This paper examines the interplay between conceptual structure and the evolution of scientific concepts, arguing that concepts are fundamentally ‘forward-looking’ constructs. Drawing on empirical studies of similarity and categorization, I explicate the way in which the conceptual taxonomy highlights the ‘relevant respects’ for similarity judgments involved in categorization. I then propose that this taxonomy provides some of the cognitive underpinnings of the ongoing development of scientific concepts. I use the concept synapse to illustrate my proposal, showing how conceptual taxonomy both facilitates and constrains the accommodation of newly discovered phenomena. I end by briefly considering the implications of the proposed approach for a normative evaluation of scientific concepts.

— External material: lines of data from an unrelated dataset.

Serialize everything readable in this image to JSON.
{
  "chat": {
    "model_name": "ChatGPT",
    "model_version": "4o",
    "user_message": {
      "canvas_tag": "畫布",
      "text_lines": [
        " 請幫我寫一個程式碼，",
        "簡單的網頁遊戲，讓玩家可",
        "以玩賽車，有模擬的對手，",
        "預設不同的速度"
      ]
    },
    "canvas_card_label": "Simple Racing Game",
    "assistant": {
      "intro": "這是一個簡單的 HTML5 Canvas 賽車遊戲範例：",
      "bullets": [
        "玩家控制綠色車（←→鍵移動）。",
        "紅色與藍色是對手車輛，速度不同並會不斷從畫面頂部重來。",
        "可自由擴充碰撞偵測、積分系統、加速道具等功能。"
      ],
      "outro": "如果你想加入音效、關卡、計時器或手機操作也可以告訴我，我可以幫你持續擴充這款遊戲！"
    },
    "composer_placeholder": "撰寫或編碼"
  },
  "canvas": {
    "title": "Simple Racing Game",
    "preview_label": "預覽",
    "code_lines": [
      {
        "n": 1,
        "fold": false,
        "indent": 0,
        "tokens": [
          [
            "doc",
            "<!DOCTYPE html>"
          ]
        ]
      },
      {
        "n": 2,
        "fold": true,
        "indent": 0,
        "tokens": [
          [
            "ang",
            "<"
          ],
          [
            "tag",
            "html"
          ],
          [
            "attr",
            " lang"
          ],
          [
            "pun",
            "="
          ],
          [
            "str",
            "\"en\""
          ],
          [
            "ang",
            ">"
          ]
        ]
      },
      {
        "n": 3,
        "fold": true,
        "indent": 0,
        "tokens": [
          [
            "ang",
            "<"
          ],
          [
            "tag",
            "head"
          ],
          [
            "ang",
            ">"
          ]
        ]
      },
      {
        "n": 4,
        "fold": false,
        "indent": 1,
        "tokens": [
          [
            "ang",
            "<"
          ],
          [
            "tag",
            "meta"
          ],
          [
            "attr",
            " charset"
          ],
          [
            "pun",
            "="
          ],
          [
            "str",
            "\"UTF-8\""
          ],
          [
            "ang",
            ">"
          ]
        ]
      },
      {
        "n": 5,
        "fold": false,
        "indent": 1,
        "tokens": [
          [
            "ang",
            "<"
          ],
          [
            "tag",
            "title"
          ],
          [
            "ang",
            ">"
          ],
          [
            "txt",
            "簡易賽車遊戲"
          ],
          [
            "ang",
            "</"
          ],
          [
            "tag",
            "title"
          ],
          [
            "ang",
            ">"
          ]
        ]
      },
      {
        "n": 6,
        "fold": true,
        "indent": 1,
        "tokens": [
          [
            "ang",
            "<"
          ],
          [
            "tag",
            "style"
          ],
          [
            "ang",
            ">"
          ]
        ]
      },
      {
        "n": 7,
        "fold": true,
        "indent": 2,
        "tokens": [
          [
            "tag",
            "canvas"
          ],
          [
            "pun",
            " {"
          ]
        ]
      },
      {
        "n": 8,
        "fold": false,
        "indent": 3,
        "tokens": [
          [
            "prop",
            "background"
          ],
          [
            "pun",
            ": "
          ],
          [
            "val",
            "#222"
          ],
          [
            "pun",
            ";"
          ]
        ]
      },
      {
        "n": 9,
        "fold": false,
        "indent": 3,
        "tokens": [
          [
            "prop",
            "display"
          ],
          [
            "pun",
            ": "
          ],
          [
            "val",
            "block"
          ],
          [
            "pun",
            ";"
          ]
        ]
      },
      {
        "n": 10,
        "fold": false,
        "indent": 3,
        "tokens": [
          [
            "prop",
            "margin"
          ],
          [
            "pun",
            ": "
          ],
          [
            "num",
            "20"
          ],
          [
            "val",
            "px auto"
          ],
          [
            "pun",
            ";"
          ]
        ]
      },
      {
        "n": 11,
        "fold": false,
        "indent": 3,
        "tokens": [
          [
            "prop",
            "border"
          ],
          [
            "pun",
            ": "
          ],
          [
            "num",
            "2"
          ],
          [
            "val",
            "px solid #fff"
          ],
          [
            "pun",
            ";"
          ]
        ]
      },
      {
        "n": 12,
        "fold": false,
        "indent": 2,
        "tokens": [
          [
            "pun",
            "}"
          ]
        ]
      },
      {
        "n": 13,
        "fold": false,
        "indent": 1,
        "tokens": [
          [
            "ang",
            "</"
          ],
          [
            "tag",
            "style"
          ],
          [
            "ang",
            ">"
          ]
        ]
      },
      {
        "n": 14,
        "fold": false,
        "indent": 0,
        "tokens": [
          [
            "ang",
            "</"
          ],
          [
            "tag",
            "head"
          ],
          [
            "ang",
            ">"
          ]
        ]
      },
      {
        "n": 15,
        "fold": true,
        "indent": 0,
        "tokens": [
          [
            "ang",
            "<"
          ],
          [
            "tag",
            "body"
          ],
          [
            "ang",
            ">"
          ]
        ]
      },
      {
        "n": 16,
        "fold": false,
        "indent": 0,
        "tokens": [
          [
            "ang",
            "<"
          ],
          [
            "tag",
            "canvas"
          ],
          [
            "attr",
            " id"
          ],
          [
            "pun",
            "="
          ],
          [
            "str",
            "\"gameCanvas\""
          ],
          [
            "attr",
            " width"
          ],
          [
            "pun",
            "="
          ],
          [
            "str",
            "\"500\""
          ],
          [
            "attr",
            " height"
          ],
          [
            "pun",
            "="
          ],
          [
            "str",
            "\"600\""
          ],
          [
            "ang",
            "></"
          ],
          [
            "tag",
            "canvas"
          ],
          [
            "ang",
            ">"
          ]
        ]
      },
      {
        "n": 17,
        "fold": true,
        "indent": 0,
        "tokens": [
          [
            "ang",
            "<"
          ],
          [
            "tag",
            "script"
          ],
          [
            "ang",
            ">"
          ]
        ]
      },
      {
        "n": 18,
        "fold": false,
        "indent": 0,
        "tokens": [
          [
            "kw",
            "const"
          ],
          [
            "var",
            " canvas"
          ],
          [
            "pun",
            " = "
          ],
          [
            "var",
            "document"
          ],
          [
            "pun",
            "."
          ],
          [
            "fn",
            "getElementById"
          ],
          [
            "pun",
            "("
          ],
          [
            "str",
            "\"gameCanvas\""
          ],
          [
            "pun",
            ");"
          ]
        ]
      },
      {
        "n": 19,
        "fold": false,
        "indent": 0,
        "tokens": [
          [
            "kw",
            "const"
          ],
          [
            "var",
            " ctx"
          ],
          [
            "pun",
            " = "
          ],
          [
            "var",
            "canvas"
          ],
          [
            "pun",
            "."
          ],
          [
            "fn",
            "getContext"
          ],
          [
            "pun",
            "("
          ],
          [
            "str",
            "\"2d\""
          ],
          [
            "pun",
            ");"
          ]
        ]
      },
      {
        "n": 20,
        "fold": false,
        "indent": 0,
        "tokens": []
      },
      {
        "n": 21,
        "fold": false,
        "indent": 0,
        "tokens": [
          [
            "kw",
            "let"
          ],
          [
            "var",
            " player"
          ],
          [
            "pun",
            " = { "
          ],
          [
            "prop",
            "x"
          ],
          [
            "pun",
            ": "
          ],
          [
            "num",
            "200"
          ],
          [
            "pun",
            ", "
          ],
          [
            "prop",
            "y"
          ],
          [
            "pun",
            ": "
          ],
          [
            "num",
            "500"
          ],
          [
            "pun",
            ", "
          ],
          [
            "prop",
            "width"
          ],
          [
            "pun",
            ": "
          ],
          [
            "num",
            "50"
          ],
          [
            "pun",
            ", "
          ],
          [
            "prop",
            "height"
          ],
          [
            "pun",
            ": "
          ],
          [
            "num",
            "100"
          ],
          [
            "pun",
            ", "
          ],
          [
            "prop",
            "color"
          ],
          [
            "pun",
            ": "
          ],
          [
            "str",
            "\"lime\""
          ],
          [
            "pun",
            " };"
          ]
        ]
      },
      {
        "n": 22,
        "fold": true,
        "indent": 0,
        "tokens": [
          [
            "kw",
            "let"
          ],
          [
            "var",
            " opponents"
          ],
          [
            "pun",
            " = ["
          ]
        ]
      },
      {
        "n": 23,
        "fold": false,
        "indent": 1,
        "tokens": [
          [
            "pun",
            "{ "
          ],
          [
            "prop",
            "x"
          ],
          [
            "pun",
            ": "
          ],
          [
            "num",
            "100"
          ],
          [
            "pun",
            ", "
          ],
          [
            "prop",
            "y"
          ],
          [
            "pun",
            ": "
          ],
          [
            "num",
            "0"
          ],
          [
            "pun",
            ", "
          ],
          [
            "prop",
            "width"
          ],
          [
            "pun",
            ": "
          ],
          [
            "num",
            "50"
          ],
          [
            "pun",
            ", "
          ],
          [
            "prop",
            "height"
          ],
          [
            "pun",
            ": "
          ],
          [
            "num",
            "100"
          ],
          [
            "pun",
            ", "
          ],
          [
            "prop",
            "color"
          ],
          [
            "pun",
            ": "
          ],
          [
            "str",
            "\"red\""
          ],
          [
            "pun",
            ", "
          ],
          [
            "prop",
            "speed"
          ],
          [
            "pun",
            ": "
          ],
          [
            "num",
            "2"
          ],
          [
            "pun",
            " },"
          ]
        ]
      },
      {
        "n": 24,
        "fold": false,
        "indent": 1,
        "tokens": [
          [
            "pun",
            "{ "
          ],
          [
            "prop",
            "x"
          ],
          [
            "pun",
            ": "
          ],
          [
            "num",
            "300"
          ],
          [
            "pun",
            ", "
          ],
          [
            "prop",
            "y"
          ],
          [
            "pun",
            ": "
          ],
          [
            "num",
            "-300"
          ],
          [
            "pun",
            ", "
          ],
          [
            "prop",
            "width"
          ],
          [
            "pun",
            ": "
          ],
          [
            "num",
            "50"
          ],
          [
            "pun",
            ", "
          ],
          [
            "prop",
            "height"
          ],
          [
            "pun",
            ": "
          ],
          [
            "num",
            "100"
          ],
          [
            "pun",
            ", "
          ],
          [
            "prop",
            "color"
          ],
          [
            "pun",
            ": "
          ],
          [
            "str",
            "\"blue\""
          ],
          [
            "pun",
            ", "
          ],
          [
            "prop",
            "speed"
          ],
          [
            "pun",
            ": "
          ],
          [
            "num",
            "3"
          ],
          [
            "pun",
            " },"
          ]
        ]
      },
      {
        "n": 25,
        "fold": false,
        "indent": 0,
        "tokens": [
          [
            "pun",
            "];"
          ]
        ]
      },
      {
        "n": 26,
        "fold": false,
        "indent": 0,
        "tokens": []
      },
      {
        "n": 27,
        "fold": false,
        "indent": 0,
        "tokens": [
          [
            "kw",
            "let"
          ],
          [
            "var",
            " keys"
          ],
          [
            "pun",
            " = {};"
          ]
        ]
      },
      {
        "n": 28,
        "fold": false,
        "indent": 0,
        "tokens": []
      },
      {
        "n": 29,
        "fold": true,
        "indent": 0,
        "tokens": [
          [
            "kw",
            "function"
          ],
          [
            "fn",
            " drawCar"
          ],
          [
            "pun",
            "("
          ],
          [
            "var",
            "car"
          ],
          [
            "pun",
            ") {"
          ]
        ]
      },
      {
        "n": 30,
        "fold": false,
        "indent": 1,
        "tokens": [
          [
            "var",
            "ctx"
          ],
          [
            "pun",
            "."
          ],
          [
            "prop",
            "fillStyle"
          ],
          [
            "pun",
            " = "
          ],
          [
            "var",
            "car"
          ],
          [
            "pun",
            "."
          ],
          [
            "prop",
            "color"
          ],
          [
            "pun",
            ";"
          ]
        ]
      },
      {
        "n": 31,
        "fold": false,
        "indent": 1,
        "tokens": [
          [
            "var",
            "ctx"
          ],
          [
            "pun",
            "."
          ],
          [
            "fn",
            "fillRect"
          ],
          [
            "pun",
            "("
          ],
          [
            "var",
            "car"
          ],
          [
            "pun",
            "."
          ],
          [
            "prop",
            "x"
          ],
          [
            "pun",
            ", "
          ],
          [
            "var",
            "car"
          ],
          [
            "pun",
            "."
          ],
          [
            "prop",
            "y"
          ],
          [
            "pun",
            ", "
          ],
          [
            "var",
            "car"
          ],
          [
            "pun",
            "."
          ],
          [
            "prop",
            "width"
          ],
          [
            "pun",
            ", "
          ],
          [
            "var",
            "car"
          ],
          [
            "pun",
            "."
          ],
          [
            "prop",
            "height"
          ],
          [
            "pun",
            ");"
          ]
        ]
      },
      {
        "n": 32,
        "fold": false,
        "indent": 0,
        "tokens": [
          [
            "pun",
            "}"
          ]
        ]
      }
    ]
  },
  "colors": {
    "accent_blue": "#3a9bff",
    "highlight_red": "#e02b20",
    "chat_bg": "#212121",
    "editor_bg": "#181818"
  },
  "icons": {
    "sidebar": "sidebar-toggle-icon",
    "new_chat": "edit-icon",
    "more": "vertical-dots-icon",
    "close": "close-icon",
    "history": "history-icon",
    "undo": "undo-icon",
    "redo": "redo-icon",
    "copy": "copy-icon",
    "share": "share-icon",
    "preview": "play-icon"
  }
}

Does R. G. Collingwood’s theory that concepts in philosophy are organized as “scales of forms” apply to his own work on the nature of history? Or is there some inconsistency between Collingwood’s work as a philosopher of history and as a theorist of philosophical method? This article surveys existing views among Collingwood specialists concerning the applicability of Collingwood’s “scale of forms” thesis to his own philosophy of history – especially the accounts of Leon Goldstein and Lionel Rubinoff – and outlines the obvious objections to such an application. These objections however are found to be answerable. It is shown that Collingwood did indeed think that the scale of forms thesis should apply to the philosophy of history, and even that he identified the “highest” form in history as a kind of scientific research or inquiry. But it is not claimed that Collingwood identified the “lower” forms explicitly. An account is provided of the three distinct forms that can be identified in Collingwood’s philosophy of history, and of the “critical points” by which (according to Collingwood’s meta-philosophy) lower forms are negated and incorporated by higher forms. But it is also explained that these forms are not neatly coterminous with the stages in Western philosophical thinking about history as Collingwood narrates them in The Idea of History.
This article suggests a change of perspective on philosophy’s engagement with its past. It argues that rather than the putative purport of giving life to the past philosopher’s work, philosophical engagement with the past gives life to one’s own. Drawing on the neo-pragmatist thesis of Robert Brandom, it suggests looking to what philosophers do when they attribute meaning to concepts and considering their engagement with the past as appropriation in consequence. By scrutinizing Robert Pippin’s opposing thesis of philosophical engagement with the past as dialogue, and carefully examining Brandom’s, the article suggests an account for appropriation that shows it to be non-dialogical, and hence unable to yield the fruits associated with this conception, but also insightful and rich with other philosophical values. Brandom and John McDowell’s dispute over the interpretation of Wilfrid Sellars provides an illustration of the proposed perspective and of those values.